Under the new rules, this number must be no more than 35%. The old rules allowed anything up to 39% to be considered.

To calculate your Total Debt Service ratio:

  1. Add all costs as in GDS calculations, plus all other monthly expenses (car loans, student loans, credit cards payments, etc)
  2. Divide the total by your gross monthly income
  3. Multiply that sum by 100 to get your TDS ratio

Under the new rules, this number must be no more than 42%, down from a maximum of 44%.

These new, tighter criteria are estimated to have shaved up to 11% off the purchasing power of some buyers.


Why Are They Doing This, Anyway?

CMHC has long been the market share leader in Canada’s insured mortgage market.  They serve a very useful purpose in helping Canadians get into the real estate market by allowing them to obtain mortgages for amounts that banks alone would never lend.  But they are a for-profit (crown) corporation, and as such, must manage perceived risk as they see fit.  The press release about these latest changes included this statement:

“‘COVID-19 has exposed long-standing vulnerabilities in our financial markets, and we must act now to protect the economic futures of Canadians,’ said Evan Siddall, CMHC’s President and CEO. ‘These actions will protect home buyers, reduce government and taxpayer risk and support the stability of housing markets while curtailing excessive demand and unsustainable house price growth.'”

CMHC seems to believe that they must protect themselves from loss due to economic effects of the current pandemic.


What Options Do Buyers Have?

There are actually alternatives available for buyers who don’t qualify under the new lending criteria through CMHC.  Genworth  (Now Sagen) is a private mortgage lender that is keeping their GDS/TDS required ratios the same at 39/44.

Canada Guaranty is another option.

As of Monday, June 8, neither of these mortgage insurers were planning to follow the lead of CMHC in tightening up their underwriting procedures.  This means that, if you are looking for a mortgage, and CMHC refuses you, one of these two companies may still approve your file and allow you to get a mortgage.


Is Our Debt Out of Control?

To hear some people tell it, Canadian society is on the verge of collapse because of never-before-seen levels of household debt.  There is no debating that we are borrowing more overall.

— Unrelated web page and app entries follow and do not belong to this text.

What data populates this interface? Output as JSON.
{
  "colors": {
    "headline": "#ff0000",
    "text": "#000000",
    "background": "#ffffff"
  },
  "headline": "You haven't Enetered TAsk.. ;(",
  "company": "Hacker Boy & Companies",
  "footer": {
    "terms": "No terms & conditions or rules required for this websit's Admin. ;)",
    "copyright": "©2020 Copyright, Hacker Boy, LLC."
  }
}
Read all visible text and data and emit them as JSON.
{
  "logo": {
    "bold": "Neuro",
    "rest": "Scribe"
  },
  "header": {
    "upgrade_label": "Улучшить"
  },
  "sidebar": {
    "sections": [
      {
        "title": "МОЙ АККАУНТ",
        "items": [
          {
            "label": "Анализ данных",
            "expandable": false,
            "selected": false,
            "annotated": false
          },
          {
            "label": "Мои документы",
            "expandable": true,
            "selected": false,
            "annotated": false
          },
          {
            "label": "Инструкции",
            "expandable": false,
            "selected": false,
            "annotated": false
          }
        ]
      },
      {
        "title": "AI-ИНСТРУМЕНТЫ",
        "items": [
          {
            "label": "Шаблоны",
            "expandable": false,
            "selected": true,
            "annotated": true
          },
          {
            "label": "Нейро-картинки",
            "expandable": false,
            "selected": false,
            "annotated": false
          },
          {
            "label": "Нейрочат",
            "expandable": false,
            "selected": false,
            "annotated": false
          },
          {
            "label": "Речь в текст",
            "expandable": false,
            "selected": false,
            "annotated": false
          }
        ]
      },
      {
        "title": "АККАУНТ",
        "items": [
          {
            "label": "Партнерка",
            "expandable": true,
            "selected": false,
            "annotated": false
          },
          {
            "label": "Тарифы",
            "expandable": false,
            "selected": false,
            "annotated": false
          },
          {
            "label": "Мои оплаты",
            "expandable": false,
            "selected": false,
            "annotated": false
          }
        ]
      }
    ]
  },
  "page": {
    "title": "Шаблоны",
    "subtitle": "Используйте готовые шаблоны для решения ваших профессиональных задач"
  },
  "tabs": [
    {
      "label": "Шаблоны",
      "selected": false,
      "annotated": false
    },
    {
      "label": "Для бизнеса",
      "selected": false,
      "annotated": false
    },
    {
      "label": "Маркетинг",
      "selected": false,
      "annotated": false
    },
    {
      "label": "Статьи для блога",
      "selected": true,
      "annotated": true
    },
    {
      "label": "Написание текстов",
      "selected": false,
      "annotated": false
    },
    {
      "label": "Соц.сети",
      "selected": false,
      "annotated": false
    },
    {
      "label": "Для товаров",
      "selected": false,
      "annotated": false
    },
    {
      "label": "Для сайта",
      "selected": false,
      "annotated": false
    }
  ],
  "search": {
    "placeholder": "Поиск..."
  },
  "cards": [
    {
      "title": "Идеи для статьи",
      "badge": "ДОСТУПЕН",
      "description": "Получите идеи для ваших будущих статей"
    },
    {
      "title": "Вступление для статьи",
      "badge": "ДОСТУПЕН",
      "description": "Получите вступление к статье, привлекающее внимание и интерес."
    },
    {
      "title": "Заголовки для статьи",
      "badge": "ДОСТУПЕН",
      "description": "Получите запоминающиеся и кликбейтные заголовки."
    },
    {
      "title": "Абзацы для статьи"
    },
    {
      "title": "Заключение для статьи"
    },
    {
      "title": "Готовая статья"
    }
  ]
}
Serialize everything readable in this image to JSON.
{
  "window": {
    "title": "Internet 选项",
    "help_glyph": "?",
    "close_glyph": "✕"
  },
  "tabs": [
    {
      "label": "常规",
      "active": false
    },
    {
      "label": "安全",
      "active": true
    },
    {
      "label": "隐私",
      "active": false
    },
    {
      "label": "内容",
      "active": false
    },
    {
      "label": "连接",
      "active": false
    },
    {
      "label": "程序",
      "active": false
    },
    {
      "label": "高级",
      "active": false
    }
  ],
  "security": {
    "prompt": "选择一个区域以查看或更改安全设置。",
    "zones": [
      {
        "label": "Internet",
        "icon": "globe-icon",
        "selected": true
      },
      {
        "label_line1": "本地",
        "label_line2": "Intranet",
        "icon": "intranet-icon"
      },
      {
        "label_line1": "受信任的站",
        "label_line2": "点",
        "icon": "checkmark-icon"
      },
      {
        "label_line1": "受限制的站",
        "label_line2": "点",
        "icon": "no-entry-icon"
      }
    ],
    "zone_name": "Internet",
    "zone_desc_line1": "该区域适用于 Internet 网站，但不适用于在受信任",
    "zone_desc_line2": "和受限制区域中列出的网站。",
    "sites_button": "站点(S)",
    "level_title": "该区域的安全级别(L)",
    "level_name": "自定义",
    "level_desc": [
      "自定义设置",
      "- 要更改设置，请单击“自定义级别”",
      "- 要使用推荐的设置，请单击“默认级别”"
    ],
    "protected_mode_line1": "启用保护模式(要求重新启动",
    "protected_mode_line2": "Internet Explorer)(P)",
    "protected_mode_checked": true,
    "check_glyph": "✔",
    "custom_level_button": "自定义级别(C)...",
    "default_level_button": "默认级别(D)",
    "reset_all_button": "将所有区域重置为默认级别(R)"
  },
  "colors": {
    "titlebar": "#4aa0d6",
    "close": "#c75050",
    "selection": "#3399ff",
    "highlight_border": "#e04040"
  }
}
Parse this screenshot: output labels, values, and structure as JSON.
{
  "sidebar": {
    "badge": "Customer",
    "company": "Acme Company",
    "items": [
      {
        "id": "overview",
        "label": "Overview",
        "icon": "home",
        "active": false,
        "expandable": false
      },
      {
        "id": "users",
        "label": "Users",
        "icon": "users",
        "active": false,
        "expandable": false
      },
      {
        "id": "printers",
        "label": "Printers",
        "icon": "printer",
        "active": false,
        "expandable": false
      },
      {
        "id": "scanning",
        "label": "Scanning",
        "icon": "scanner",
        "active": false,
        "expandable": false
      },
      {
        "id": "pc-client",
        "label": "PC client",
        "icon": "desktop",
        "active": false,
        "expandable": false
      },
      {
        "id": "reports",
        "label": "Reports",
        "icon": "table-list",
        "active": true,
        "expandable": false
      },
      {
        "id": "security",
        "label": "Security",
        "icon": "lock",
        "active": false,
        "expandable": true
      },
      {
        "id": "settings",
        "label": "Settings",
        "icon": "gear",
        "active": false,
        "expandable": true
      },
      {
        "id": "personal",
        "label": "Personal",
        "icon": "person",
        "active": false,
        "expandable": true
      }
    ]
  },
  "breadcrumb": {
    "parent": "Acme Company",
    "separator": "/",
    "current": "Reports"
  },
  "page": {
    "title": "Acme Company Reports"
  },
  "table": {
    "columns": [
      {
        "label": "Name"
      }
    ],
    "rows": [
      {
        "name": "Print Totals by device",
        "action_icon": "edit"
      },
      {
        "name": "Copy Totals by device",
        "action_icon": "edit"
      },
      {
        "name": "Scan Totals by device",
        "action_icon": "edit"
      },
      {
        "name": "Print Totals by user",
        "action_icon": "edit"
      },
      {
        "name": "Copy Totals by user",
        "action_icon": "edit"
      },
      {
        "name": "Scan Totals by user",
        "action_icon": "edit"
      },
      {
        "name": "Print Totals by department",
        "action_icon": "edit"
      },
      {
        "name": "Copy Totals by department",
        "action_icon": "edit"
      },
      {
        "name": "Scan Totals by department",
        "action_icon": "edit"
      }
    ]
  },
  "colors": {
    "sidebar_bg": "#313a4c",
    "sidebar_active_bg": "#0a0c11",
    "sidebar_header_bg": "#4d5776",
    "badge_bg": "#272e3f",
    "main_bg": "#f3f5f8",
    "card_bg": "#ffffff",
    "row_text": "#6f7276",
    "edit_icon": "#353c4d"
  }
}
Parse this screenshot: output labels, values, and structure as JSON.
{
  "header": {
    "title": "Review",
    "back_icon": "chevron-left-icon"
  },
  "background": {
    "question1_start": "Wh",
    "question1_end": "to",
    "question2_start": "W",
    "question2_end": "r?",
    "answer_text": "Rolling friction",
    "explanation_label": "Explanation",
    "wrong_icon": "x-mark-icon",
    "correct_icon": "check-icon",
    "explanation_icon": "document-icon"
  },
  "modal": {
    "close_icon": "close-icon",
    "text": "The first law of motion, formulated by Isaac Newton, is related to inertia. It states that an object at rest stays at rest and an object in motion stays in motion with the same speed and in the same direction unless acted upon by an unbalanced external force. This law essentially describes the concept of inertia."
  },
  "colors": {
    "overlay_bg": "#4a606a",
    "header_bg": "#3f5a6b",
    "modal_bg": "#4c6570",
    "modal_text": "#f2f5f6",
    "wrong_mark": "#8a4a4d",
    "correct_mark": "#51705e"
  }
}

There is, however, some interesting perspective on trends in household debt between 1990-2019 in this report (released in February 2020) that was done by Mortgage Professionals of Canada.  Read the full document here:

Annual State of the Residential Mortgage Market in Canada

Page 21 of the report includes this set of statistics that are of particular interest to home owners:

“However, the expansion of indebtedness has been matched by growth of assets: the most recent ratio of households’ debts-to assets (16.8%) is just slightly above the long-term average (16.3% for the period shown in [the chart on page 21]). During the past decade, the ratio has improved (fallen) slightly.”

This leads to the question…


What Do We Think of This?

As with any decision that involves an attempt at predicting the future, opinions vary.  We believe that it’s important to be well-informed, cautious, and responsible with decisions that involve your home, your retirement planning, and your life-savings.

While it is good to keep an eye on the state of the economy and the markets in general, the bottom line is that you must plan in a way that protects your own financial interests.

No matter what the maximum amount of credit available to you, whether mortgage or otherwise, it is important that you do the math.  Can you comfortably carry the payments on a loan of that size?  Many buyers voluntarily choose to shop below their own maximum in order to avoid becoming house-poor.

When applying for mortgage financing, the most important consideration is almost never what a bank or mortgage insurer will lend you.  Always be sure you are able to afford necessities and even the occasional luxury.  Quality of life matters – a lot – when measuring how much you enjoy your home.

We are always happy to help you to explore your options and show you where you can get the most for your budget.